T. Bella Dinh-Zarr, PhD, MPH
Washington, DC

I am honored to be here tonight with all of you.  I am glad to be here at the release of this important study “Ella Se Mueve Segura” or “She Moves Safely,” because it highlights the importance of women’s issues and the visibility of women. 

In the past, sometimes we have avoided talking about gender issues, perhaps because they were dismissed as “women’s issues” but also probably because, as transportation professionals, we were often focused on doing our work, focusing on the technical elements, discussing the MUTCD (Manual on Uniform Traffic Control Devices) or CO2 omissions or AIS (Abbreviated Injury Scale) scores.  We usually did not take time to discuss women specifically even though the influence of women is present in all areas of transportation and, indeed, in every aspect of our work and our lives.  It was just often invisible. But, now, we are in the era of #MeToo and #TimesUp.

It is the perfect time to remember that women have long been powerful forces in transportation, even if they were invisible forces.  Sheila (Watson) has eloquently spoken of why we should focus on women in transportation.  I would like to add that we should remember women have invented everything from the first windshield wiper to a carburetor to the insulation for spark plugs.  At the National Transportation Safety Board (NTSB), an independent federal agency here in the United States, we are charged with investigating major transportation disasters in all modes.  In addition, at the NTSB, although it will come as no surprise, I am proud to say that women have made major contributions to every investigation we have conducted in recent years — as engineers, as mechanics, as data and research experts, as managers, as well as the founder of our transportation disaster assistance program. 
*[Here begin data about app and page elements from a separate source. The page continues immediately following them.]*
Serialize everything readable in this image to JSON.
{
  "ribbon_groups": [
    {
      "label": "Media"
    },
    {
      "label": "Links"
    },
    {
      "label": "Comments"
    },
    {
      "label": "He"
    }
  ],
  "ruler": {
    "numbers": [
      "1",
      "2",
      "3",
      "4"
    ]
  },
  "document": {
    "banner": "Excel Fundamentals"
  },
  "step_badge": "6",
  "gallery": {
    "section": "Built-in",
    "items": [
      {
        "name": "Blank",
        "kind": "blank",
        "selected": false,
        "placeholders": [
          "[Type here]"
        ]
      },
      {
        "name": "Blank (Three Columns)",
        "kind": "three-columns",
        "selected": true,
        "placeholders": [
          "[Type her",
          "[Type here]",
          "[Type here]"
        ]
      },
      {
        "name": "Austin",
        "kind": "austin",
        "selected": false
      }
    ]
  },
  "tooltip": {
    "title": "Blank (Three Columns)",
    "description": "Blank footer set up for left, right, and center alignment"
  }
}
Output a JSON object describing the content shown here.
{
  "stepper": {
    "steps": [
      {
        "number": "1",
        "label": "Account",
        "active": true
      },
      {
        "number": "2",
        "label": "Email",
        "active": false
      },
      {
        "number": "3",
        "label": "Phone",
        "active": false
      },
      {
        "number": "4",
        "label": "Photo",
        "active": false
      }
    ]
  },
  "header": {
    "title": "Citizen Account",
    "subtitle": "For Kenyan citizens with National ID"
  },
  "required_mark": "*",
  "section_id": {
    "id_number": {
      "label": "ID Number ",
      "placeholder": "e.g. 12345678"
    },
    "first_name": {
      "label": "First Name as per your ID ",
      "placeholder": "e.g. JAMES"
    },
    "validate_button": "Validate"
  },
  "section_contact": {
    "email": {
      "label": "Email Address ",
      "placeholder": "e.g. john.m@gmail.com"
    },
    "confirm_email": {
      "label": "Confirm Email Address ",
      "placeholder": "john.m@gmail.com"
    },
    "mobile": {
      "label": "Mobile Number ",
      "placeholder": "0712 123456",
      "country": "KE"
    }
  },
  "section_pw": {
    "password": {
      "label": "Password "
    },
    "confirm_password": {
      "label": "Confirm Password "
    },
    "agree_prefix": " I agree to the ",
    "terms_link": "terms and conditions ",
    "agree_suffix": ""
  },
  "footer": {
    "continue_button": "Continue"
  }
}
Almost 4 years ago, the FIA Foundation hosted an expert panel at the United Nations (UN) focused on “the impact of transportation on women’s lives.”  In fact, a few people in this room were even a part of it!  The panel was part of a large UN conference to take stock of the status of women around the world, but it was the ONLY event at the conference to highlight the importance of transportation to women’s lives.

The importance of transportation TO women  AND the importance of WOMEN to transportation.  I think no matter which way you look at it - these issues have been under the radar, essentially invisible, but not anymore.
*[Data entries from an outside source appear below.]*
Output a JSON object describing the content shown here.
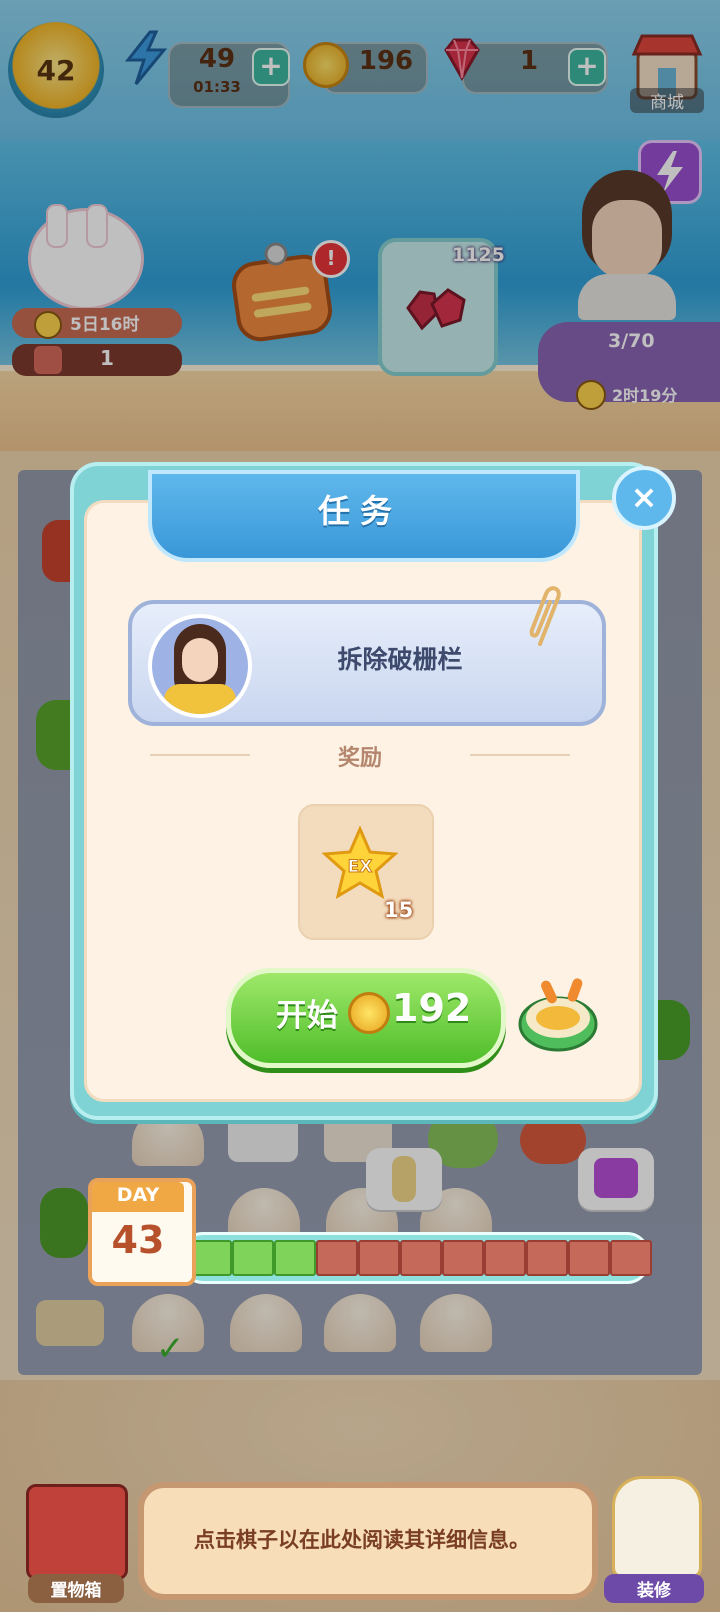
{
  "top_bar": {
    "level": "42",
    "energy": {
      "value": "49",
      "timer": "01:33"
    },
    "coins": "196",
    "gems": "1",
    "plus_symbol": "+",
    "shop_label": "商城"
  },
  "event": {
    "countdown": "5日16时",
    "count": "1"
  },
  "gem_card_count": "1125",
  "alert_mark": "!",
  "quest_panel": {
    "progress": "3/70",
    "timer": "2时19分"
  },
  "modal": {
    "title": "任务",
    "close_symbol": "×",
    "task_name": "拆除破栅栏",
    "reward_label": "奖励",
    "reward": {
      "badge": "EX",
      "count": "15"
    },
    "start_label": "开始",
    "start_price": "192"
  },
  "day": {
    "label": "DAY",
    "number": "43"
  },
  "progress": {
    "filled": 3,
    "total": 11
  },
  "hint": "点击棋子以在此处阅读其详细信息。",
  "storage_label": "置物箱",
  "decorate_label": "装修",
  "colors": {
    "accent_teal": "#7fd3d4",
    "header_blue": "#3a97d8",
    "start_green": "#4fbe2a",
    "progress_filled": "#7fd25a",
    "progress_empty": "#c56a5a"
  }
}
For all of history, and in every field, women have been inventive and resourceful.  Perhaps, in large part, because they had to be.  Nevertheless, often, they also have been invisible.  Despite that, not only have women survived, they also have succeeded.  Women have been instrumental in advancing their fields and communities.
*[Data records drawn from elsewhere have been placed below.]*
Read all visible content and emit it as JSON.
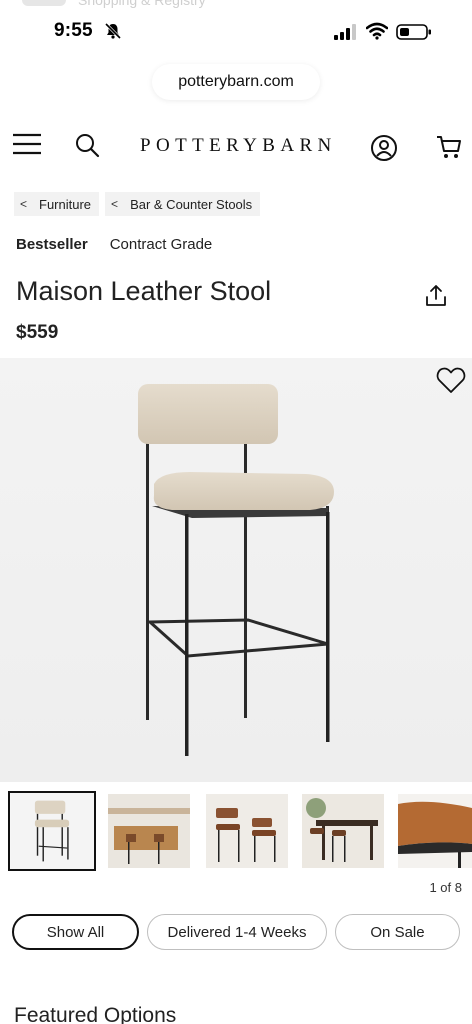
{
  "status_bar": {
    "time": "9:55",
    "ghost_text": "Shopping & Registry",
    "icons": [
      "bell-slash-icon",
      "signal-icon",
      "wifi-icon",
      "battery-icon"
    ]
  },
  "browser": {
    "url": "potterybarn.com"
  },
  "nav": {
    "logo": "POTTERYBARN",
    "icons": [
      "menu-icon",
      "search-icon",
      "account-icon",
      "cart-icon"
    ]
  },
  "breadcrumb": [
    {
      "chevron": "<",
      "label": "Furniture"
    },
    {
      "chevron": "<",
      "label": "Bar & Counter Stools"
    }
  ],
  "badges": {
    "bestseller": "Bestseller",
    "grade": "Contract Grade"
  },
  "product": {
    "title": "Maison Leather Stool",
    "price": "$559"
  },
  "gallery": {
    "current": 1,
    "total": 8,
    "counter": "1 of 8"
  },
  "filters": [
    {
      "label": "Show All",
      "selected": true
    },
    {
      "label": "Delivered 1-4 Weeks",
      "selected": false
    },
    {
      "label": "On Sale",
      "selected": false
    }
  ],
  "section": {
    "heading": "Featured Options"
  },
  "colors": {
    "text": "#222222",
    "hero_bg": "#f1f1f1",
    "seat_fabric": "#ddd3c2",
    "frame": "#222222"
  }
}
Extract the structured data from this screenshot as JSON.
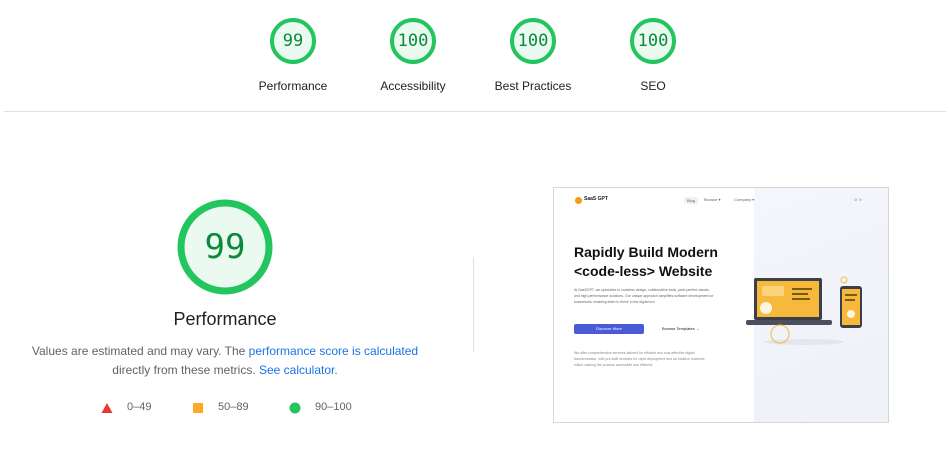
{
  "categories": [
    {
      "label": "Performance",
      "score": "99",
      "value": 99
    },
    {
      "label": "Accessibility",
      "score": "100",
      "value": 100
    },
    {
      "label": "Best Practices",
      "score": "100",
      "value": 100
    },
    {
      "label": "SEO",
      "score": "100",
      "value": 100
    }
  ],
  "main": {
    "score": "99",
    "value": 99,
    "title": "Performance",
    "desc_prefix": "Values are estimated and may vary. The ",
    "desc_link1": "performance score is calculated",
    "desc_middle": " directly from these metrics. ",
    "desc_link2": "See calculator",
    "desc_suffix": "."
  },
  "legend": [
    {
      "range": "0–49",
      "shape": "triangle",
      "color": "#e53935"
    },
    {
      "range": "50–89",
      "shape": "square",
      "color": "#ffa726"
    },
    {
      "range": "90–100",
      "shape": "circle",
      "color": "#22c55e"
    }
  ],
  "colors": {
    "pass_ring": "#22c55e",
    "pass_fill": "#eafaf0",
    "pass_text": "#0c8a3b",
    "link": "#1a73e8"
  },
  "screenshot": {
    "logo": "SaaS GPT",
    "nav_items": [
      "Blog",
      "Browse ▾",
      "Company ▾"
    ],
    "nav_icons": "⊘ ⊙",
    "headline_1": "Rapidly Build Modern",
    "headline_2": "<code-less> Website",
    "paragraph": "At SaaSGPT, we specialize in codeless design, collaborative tools, pixel-perfect visuals, and high-performance solutions. Our unique approach simplifies software development for businesses, enabling them to thrive in the digital era.",
    "primary_button": "Discover More",
    "secondary_button": "Browse Templates →",
    "paragraph_2": "We offer comprehensive services tailored for efficient and cost-effective digital transformation, with pre-built modules for rapid deployment and an intuitive codeless editor, making the process accessible and efficient."
  }
}
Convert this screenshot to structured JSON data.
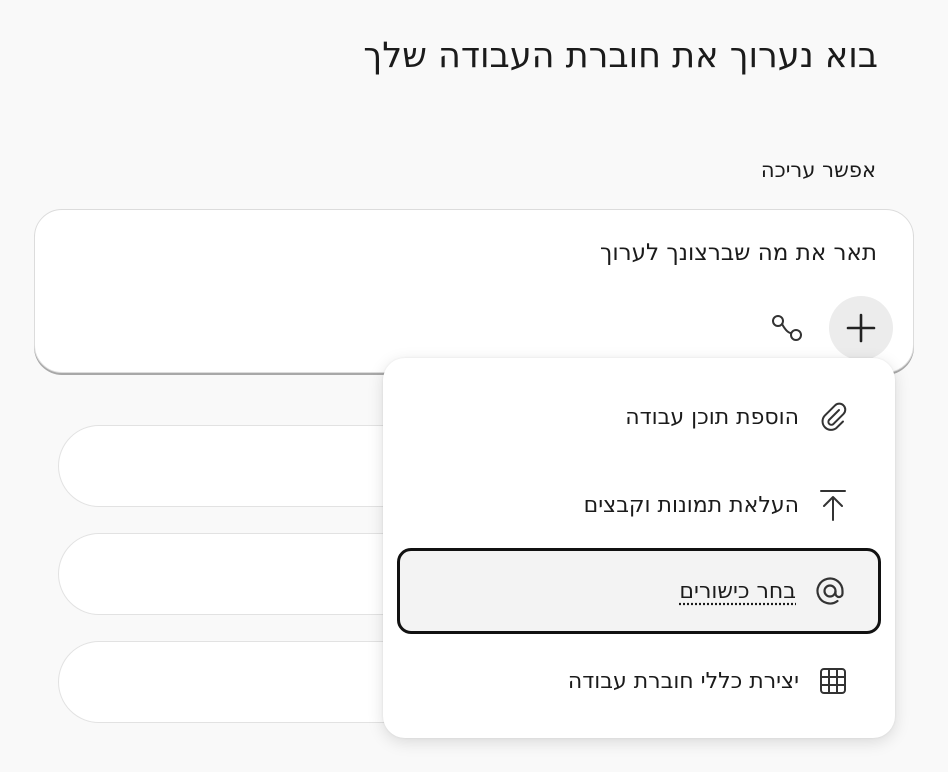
{
  "heading": "בוא נערוך את חוברת העבודה שלך",
  "subheading": "אפשר עריכה",
  "prompt": {
    "text": "תאר את מה שברצונך לערוך"
  },
  "icons": {
    "add": "plus-icon",
    "connectors": "link-icon"
  },
  "menu": {
    "items": [
      {
        "label": "הוספת תוכן עבודה",
        "icon": "paperclip-icon"
      },
      {
        "label": "העלאת תמונות וקבצים",
        "icon": "upload-icon"
      },
      {
        "label": "בחר כישורים",
        "icon": "at-sign-icon"
      },
      {
        "label": "יצירת כללי חוברת עבודה",
        "icon": "grid-icon"
      }
    ]
  }
}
The Golden Globes launched the #TimesUp initiative to end sexual harassment.  But time’s up also for the invisibility of the contributions of women.  Time’s up for the invisibility of violence against women on public transportation and everywhere.  Time’s up for the invisibility of focusing on the safety of women in transportation.  As we all know, when transportation safety for women is more VISIBLE, it is better for children, it is better for older people, it is better for vulnerable populations, it is simply better for everyone.  Thank you to those of you who already are working to make this issue more visible and I am looking forward to being a part of this movement with ALL of you to bring women’s safety and women’s visibility to the forefront of transportation.  Thank you.